Task objective |
Check each line of the data for "this", and copy the ones that have it.

Start of Data for review

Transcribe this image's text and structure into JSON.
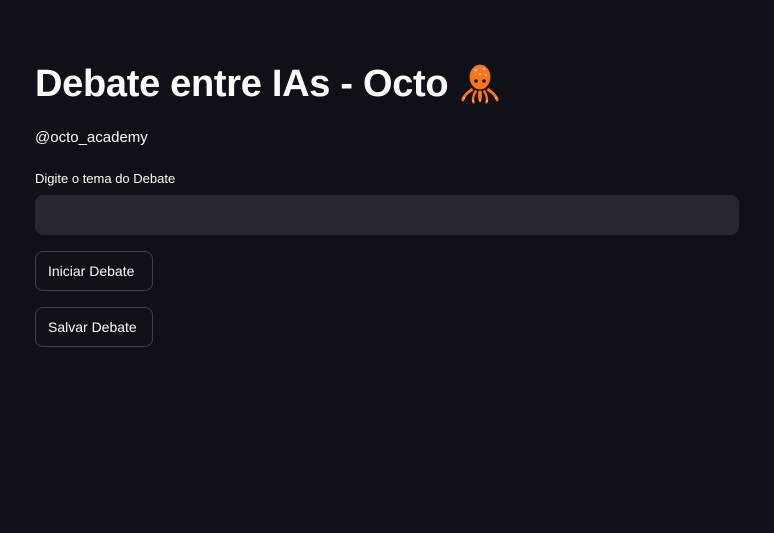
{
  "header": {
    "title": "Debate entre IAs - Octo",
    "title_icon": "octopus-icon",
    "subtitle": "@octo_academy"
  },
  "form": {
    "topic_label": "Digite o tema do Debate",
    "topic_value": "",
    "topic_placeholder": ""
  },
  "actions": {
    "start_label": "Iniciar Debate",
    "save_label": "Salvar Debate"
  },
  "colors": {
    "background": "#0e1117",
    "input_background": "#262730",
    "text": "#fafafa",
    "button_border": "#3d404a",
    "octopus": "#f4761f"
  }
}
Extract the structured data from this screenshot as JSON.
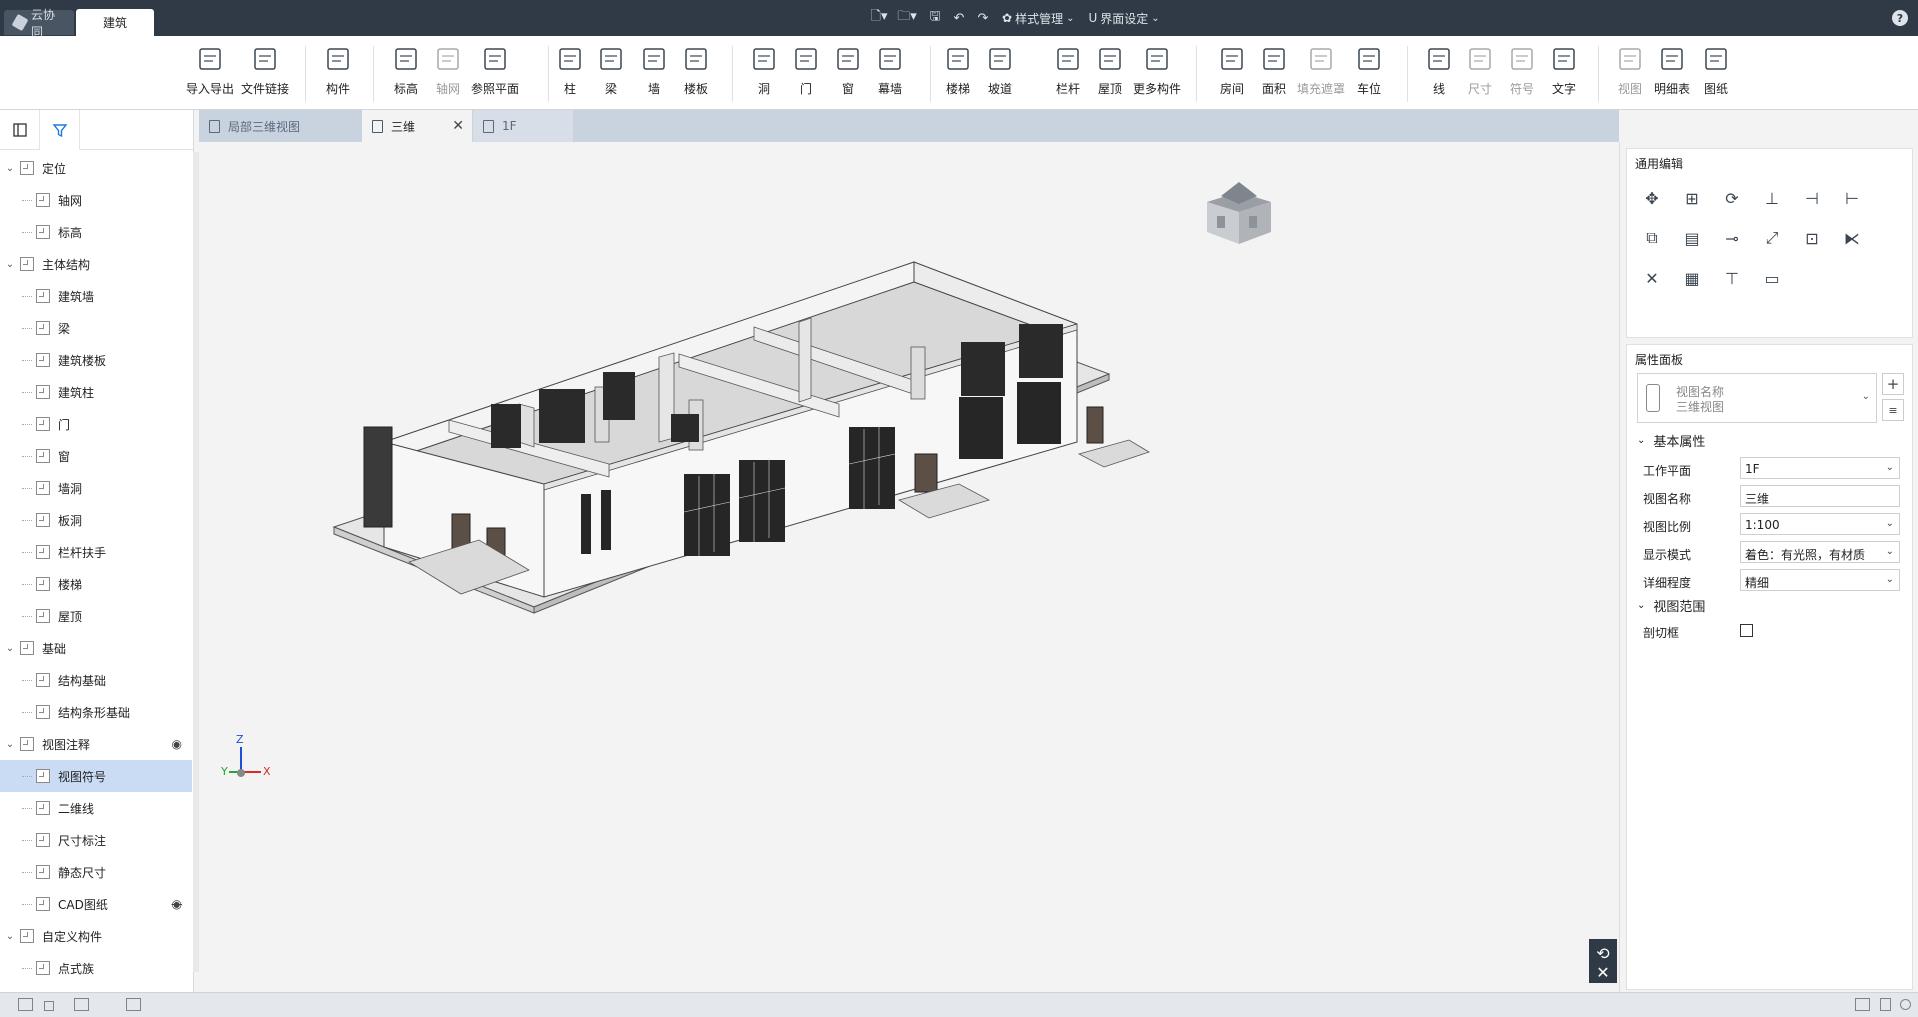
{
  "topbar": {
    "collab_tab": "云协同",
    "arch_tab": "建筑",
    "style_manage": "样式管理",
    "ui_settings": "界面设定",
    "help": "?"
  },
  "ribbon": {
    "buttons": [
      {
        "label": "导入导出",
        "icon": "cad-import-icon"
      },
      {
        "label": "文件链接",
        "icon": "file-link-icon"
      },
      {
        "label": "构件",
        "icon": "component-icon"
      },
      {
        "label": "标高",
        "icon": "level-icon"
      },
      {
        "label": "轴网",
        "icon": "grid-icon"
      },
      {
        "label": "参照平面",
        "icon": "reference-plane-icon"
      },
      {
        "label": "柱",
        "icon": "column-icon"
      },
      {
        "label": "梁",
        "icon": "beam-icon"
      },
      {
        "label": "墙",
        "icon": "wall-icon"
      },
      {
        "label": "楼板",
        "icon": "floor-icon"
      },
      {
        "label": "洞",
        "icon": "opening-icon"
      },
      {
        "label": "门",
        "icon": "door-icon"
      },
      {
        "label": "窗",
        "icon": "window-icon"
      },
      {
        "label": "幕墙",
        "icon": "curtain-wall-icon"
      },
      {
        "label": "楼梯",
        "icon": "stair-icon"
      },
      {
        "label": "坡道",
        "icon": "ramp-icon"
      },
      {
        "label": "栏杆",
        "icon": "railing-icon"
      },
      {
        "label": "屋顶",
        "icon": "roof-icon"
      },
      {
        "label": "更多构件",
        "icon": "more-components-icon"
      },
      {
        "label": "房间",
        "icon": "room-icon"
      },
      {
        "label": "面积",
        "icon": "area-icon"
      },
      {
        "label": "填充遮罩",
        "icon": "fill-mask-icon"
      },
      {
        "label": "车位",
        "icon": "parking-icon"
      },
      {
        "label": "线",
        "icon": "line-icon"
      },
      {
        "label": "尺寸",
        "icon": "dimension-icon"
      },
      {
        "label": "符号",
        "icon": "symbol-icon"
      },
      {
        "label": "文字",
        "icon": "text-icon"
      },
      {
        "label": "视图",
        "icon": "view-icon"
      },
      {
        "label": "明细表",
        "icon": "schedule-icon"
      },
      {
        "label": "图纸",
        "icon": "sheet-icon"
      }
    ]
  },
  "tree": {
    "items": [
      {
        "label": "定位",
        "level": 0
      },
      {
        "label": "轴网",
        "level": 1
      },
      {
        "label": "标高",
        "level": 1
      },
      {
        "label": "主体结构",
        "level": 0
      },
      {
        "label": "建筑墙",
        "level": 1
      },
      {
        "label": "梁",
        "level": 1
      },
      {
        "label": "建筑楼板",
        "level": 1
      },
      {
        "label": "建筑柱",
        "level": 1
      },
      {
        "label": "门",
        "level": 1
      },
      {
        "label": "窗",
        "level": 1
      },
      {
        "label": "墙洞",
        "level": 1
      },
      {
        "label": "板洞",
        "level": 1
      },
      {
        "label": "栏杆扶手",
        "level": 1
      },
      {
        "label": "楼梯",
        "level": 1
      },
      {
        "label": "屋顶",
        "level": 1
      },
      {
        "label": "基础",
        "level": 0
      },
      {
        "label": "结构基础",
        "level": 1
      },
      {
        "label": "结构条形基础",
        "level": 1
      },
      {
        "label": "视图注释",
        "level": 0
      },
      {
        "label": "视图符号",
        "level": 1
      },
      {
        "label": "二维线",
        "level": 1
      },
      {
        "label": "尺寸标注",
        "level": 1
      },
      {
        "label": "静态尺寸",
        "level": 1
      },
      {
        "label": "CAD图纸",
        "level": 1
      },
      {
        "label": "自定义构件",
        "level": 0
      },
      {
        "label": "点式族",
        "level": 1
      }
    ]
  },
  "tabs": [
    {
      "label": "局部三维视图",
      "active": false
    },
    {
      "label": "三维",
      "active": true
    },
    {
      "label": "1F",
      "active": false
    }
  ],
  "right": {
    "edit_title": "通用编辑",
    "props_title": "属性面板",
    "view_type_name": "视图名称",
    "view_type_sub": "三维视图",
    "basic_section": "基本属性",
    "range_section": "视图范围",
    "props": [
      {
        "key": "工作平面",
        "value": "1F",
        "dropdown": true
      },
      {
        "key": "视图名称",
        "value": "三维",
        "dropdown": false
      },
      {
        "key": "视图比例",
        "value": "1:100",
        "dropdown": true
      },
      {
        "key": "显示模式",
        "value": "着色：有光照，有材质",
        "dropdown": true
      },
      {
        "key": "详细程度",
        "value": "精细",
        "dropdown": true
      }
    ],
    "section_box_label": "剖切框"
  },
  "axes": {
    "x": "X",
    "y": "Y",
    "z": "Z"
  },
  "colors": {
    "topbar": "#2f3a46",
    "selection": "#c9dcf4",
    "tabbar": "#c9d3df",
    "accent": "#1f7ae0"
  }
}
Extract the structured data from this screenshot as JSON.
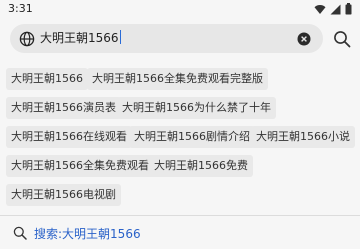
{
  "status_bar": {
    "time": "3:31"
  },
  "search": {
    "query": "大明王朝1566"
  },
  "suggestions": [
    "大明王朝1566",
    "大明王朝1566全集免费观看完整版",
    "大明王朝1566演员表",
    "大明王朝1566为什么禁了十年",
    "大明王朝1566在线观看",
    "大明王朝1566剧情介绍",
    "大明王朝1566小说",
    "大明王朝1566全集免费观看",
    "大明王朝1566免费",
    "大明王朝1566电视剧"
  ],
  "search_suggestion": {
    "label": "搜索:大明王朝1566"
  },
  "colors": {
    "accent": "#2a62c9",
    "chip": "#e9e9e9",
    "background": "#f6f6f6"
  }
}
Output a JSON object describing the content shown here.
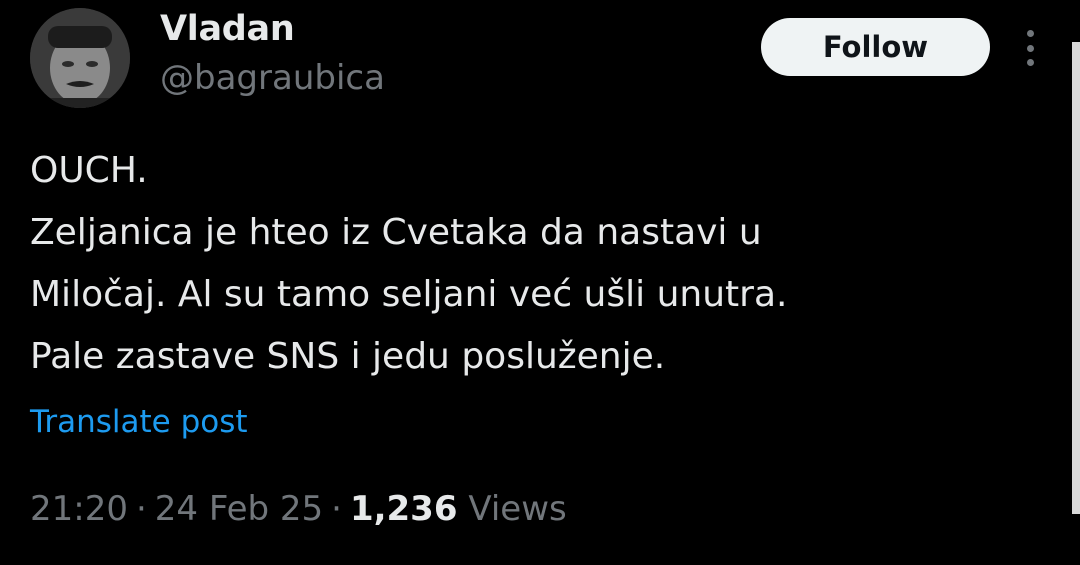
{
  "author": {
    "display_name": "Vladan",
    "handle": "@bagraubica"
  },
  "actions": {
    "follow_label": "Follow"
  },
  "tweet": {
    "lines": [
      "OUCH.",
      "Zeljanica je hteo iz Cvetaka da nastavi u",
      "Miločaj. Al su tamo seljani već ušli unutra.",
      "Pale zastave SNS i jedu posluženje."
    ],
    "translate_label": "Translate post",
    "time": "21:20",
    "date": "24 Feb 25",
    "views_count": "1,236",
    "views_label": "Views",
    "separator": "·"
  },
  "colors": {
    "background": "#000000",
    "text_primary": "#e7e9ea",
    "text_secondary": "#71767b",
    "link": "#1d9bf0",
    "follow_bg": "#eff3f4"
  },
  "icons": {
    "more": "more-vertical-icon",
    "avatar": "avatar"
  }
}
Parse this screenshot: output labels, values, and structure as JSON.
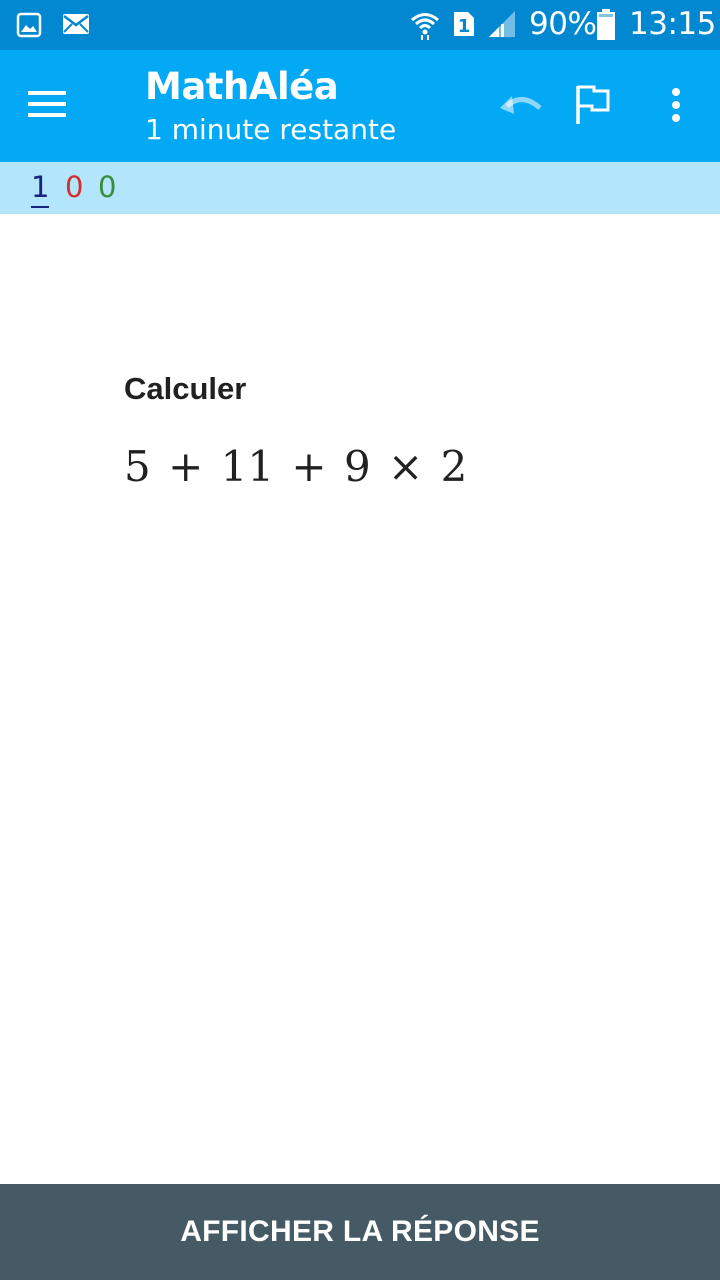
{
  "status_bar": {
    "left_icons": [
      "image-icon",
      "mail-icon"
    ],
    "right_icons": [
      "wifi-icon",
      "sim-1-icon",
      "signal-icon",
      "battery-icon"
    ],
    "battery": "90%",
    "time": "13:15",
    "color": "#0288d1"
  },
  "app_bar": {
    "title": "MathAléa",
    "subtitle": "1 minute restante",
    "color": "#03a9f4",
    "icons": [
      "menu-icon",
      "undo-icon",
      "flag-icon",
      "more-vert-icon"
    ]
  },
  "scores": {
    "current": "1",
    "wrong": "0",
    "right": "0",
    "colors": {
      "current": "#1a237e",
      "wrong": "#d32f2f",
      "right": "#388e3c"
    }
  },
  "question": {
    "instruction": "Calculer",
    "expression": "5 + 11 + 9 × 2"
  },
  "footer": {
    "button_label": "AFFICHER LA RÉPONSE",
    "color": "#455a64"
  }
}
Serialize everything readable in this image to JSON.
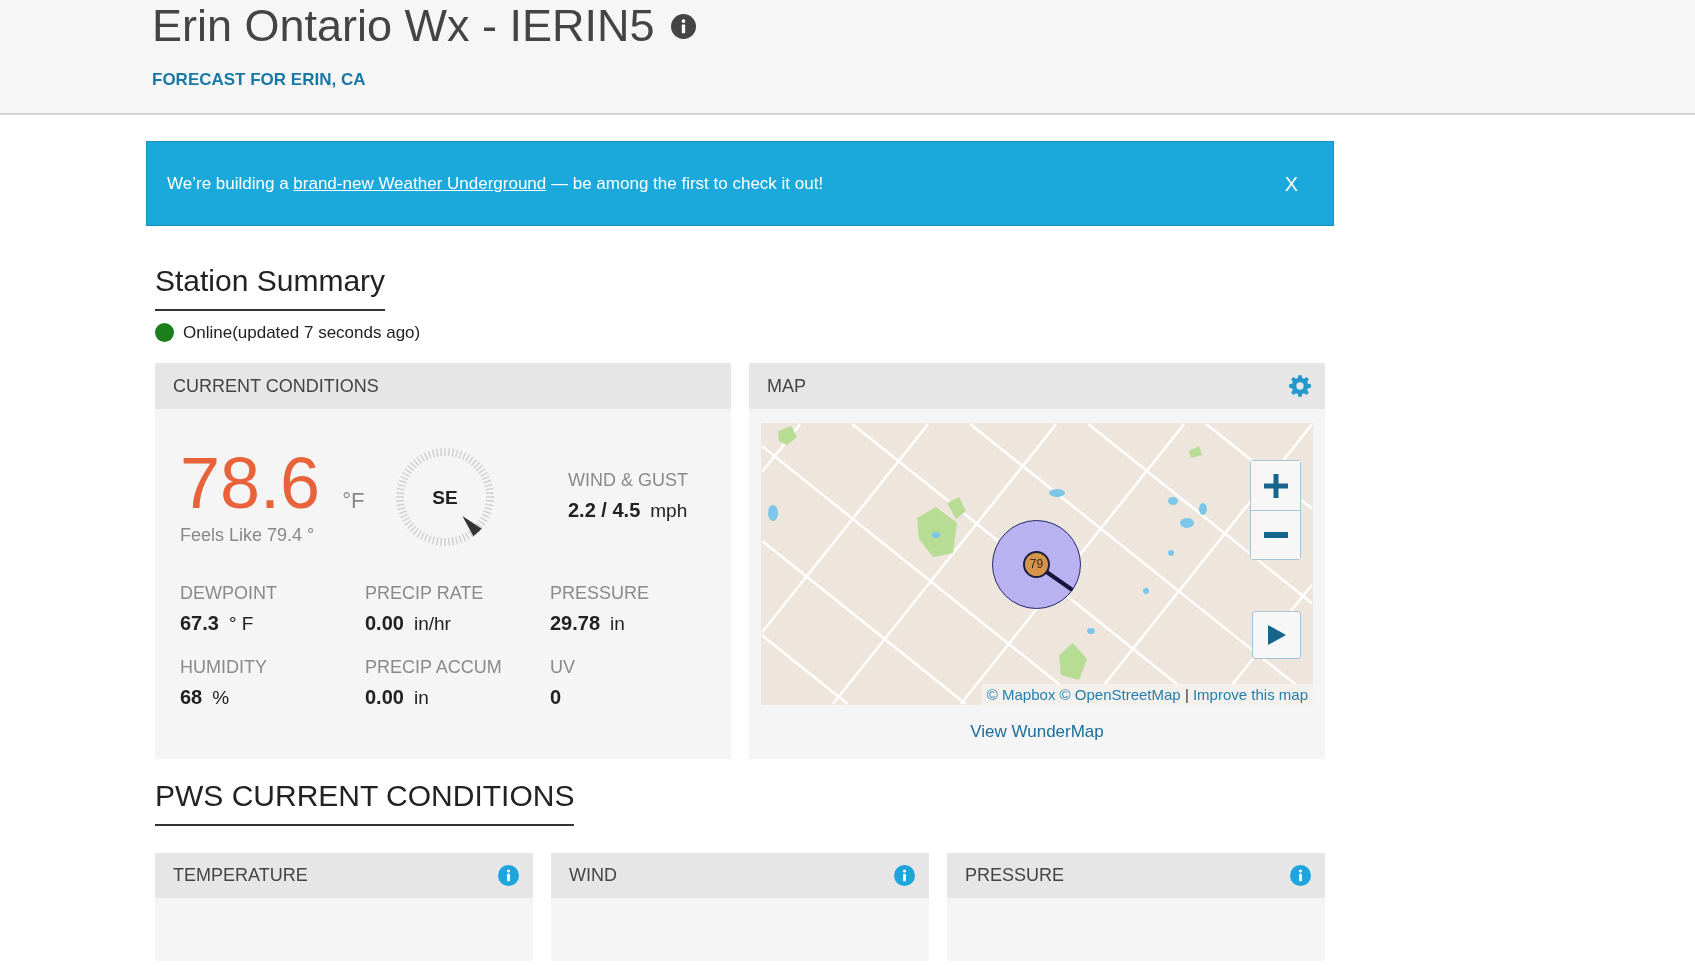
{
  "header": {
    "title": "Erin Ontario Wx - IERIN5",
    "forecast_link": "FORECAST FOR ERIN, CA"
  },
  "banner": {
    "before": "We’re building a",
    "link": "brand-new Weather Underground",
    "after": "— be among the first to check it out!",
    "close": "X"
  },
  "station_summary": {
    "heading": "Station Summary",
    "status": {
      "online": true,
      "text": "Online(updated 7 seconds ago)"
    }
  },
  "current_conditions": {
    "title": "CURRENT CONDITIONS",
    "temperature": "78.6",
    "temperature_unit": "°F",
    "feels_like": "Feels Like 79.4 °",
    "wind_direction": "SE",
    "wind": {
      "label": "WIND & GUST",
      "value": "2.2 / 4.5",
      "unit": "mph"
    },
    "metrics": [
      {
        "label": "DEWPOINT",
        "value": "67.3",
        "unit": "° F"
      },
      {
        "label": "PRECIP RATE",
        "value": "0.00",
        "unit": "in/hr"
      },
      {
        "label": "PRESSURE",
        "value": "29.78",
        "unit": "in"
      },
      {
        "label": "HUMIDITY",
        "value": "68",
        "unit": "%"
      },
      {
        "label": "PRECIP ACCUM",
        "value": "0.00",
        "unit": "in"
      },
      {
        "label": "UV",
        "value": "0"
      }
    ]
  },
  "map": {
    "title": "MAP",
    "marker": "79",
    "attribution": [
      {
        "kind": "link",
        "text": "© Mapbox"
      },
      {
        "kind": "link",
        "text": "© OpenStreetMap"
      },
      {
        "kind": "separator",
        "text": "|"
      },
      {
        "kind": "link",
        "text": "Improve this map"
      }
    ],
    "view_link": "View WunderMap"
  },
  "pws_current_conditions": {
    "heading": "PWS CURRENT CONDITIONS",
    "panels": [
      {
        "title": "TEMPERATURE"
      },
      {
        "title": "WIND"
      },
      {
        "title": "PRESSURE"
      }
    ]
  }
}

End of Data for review

Worked solution |
Transcribe this image's text and structure into JSON.
Extract the structured data from this screenshot as JSON.
Extract the structured data from this screenshot as JSON.
Parse this screenshot: output labels, values, and structure as JSON.
Serialize everything readable in this image to JSON.
        "text": "Improve this map"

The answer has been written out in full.